ASSIGNMENT |
Only lines with the word "настройки" belong in the answer; copy them from the records below.

==============================

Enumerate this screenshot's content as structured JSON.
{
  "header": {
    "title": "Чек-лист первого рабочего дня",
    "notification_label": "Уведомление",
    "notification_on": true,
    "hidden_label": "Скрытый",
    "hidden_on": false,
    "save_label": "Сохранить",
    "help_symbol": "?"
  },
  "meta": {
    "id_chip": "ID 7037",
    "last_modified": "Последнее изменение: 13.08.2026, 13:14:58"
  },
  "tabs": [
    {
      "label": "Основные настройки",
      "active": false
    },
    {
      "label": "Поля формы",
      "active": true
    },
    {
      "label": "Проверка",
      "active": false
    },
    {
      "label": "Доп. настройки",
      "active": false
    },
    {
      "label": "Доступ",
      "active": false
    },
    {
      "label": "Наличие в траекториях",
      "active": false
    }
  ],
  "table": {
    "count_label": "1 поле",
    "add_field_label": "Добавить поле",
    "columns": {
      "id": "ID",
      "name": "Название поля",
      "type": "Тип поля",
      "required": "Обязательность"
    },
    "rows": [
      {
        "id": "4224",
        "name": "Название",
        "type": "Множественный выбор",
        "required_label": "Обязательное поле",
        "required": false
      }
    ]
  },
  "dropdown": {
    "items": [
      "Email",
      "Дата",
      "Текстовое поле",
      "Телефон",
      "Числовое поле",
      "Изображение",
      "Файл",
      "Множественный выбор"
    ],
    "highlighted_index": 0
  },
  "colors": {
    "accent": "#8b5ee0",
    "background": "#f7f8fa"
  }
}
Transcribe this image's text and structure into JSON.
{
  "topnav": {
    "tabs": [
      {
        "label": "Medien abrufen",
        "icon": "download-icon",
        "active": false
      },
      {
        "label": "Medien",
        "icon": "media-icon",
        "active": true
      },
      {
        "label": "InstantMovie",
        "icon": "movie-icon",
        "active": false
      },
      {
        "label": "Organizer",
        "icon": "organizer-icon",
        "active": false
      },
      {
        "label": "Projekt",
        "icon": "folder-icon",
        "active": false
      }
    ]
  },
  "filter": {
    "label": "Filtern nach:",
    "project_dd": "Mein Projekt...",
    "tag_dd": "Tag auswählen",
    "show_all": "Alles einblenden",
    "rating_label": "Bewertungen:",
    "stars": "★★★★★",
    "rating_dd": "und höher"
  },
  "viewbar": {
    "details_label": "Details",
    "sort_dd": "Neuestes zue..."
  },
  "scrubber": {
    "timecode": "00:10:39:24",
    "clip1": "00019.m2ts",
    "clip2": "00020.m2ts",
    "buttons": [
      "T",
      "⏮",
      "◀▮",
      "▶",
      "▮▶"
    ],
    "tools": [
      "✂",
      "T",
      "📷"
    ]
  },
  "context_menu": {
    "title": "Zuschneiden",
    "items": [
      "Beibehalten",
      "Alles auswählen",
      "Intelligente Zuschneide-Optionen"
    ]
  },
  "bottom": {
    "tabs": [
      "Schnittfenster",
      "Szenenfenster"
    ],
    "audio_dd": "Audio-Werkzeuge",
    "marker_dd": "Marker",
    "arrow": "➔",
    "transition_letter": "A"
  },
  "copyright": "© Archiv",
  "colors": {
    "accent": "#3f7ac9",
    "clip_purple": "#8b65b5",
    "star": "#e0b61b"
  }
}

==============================

TASK SOLUTION |
      "label": "Основные настройки",
      "label": "Доп. настройки",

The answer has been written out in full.